>>

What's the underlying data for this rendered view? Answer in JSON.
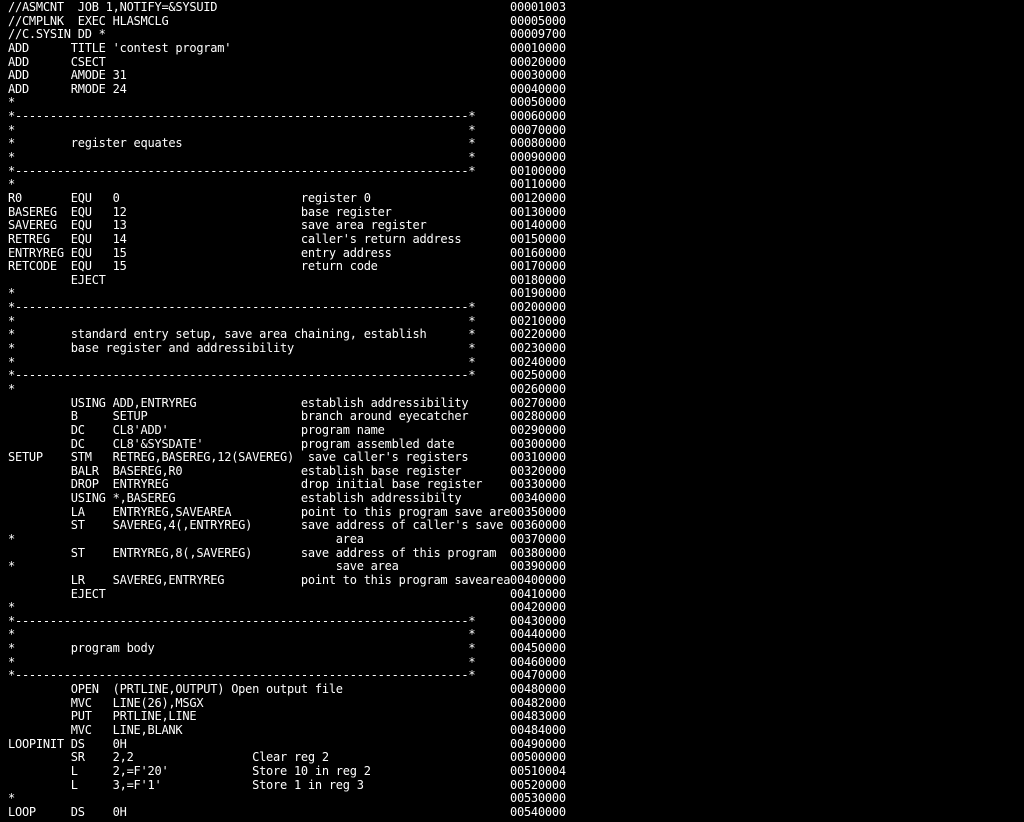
{
  "lines": [
    {
      "code": "//ASMCNT  JOB 1,NOTIFY=&SYSUID",
      "seq": "00001003"
    },
    {
      "code": "//CMPLNK  EXEC HLASMCLG",
      "seq": "00005000"
    },
    {
      "code": "//C.SYSIN DD *",
      "seq": "00009700"
    },
    {
      "code": "ADD      TITLE 'contest program'",
      "seq": "00010000"
    },
    {
      "code": "ADD      CSECT",
      "seq": "00020000"
    },
    {
      "code": "ADD      AMODE 31",
      "seq": "00030000"
    },
    {
      "code": "ADD      RMODE 24",
      "seq": "00040000"
    },
    {
      "code": "*",
      "seq": "00050000"
    },
    {
      "code": "*-----------------------------------------------------------------*",
      "seq": "00060000"
    },
    {
      "code": "*                                                                 *",
      "seq": "00070000"
    },
    {
      "code": "*        register equates                                         *",
      "seq": "00080000"
    },
    {
      "code": "*                                                                 *",
      "seq": "00090000"
    },
    {
      "code": "*-----------------------------------------------------------------*",
      "seq": "00100000"
    },
    {
      "code": "*",
      "seq": "00110000"
    },
    {
      "code": "R0       EQU   0                          register 0",
      "seq": "00120000"
    },
    {
      "code": "BASEREG  EQU   12                         base register",
      "seq": "00130000"
    },
    {
      "code": "SAVEREG  EQU   13                         save area register",
      "seq": "00140000"
    },
    {
      "code": "RETREG   EQU   14                         caller's return address",
      "seq": "00150000"
    },
    {
      "code": "ENTRYREG EQU   15                         entry address",
      "seq": "00160000"
    },
    {
      "code": "RETCODE  EQU   15                         return code",
      "seq": "00170000"
    },
    {
      "code": "         EJECT",
      "seq": "00180000"
    },
    {
      "code": "*",
      "seq": "00190000"
    },
    {
      "code": "*-----------------------------------------------------------------*",
      "seq": "00200000"
    },
    {
      "code": "*                                                                 *",
      "seq": "00210000"
    },
    {
      "code": "*        standard entry setup, save area chaining, establish      *",
      "seq": "00220000"
    },
    {
      "code": "*        base register and addressibility                         *",
      "seq": "00230000"
    },
    {
      "code": "*                                                                 *",
      "seq": "00240000"
    },
    {
      "code": "*-----------------------------------------------------------------*",
      "seq": "00250000"
    },
    {
      "code": "*",
      "seq": "00260000"
    },
    {
      "code": "         USING ADD,ENTRYREG               establish addressibility",
      "seq": "00270000"
    },
    {
      "code": "         B     SETUP                      branch around eyecatcher",
      "seq": "00280000"
    },
    {
      "code": "         DC    CL8'ADD'                   program name",
      "seq": "00290000"
    },
    {
      "code": "         DC    CL8'&SYSDATE'              program assembled date",
      "seq": "00300000"
    },
    {
      "code": "SETUP    STM   RETREG,BASEREG,12(SAVEREG)  save caller's registers",
      "seq": "00310000"
    },
    {
      "code": "         BALR  BASEREG,R0                 establish base register",
      "seq": "00320000"
    },
    {
      "code": "         DROP  ENTRYREG                   drop initial base register",
      "seq": "00330000"
    },
    {
      "code": "         USING *,BASEREG                  establish addressibilty",
      "seq": "00340000"
    },
    {
      "code": "         LA    ENTRYREG,SAVEAREA          point to this program save area",
      "seq": "00350000"
    },
    {
      "code": "         ST    SAVEREG,4(,ENTRYREG)       save address of caller's save",
      "seq": "00360000"
    },
    {
      "code": "*                                              area",
      "seq": "00370000"
    },
    {
      "code": "         ST    ENTRYREG,8(,SAVEREG)       save address of this program",
      "seq": "00380000"
    },
    {
      "code": "*                                              save area",
      "seq": "00390000"
    },
    {
      "code": "         LR    SAVEREG,ENTRYREG           point to this program savearea",
      "seq": "00400000"
    },
    {
      "code": "         EJECT",
      "seq": "00410000"
    },
    {
      "code": "*",
      "seq": "00420000"
    },
    {
      "code": "*-----------------------------------------------------------------*",
      "seq": "00430000"
    },
    {
      "code": "*                                                                 *",
      "seq": "00440000"
    },
    {
      "code": "*        program body                                             *",
      "seq": "00450000"
    },
    {
      "code": "*                                                                 *",
      "seq": "00460000"
    },
    {
      "code": "*-----------------------------------------------------------------*",
      "seq": "00470000"
    },
    {
      "code": "         OPEN  (PRTLINE,OUTPUT) Open output file",
      "seq": "00480000"
    },
    {
      "code": "         MVC   LINE(26),MSGX",
      "seq": "00482000"
    },
    {
      "code": "         PUT   PRTLINE,LINE",
      "seq": "00483000"
    },
    {
      "code": "         MVC   LINE,BLANK",
      "seq": "00484000"
    },
    {
      "code": "LOOPINIT DS    0H",
      "seq": "00490000"
    },
    {
      "code": "         SR    2,2                 Clear reg 2",
      "seq": "00500000"
    },
    {
      "code": "         L     2,=F'20'            Store 10 in reg 2",
      "seq": "00510004"
    },
    {
      "code": "         L     3,=F'1'             Store 1 in reg 3",
      "seq": "00520000"
    },
    {
      "code": "*",
      "seq": "00530000"
    },
    {
      "code": "LOOP     DS    0H",
      "seq": "00540000"
    }
  ]
}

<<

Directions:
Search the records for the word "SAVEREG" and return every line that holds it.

Task answer:
      "code": "SAVEREG  EQU   13                         save area register",
      "code": "SETUP    STM   RETREG,BASEREG,12(SAVEREG)  save caller's registers",
      "code": "         ST    SAVEREG,4(,ENTRYREG)       save address of caller's save",
      "code": "         ST    ENTRYREG,8(,SAVEREG)       save address of this program",
      "code": "         LR    SAVEREG,ENTRYREG           point to this program savearea",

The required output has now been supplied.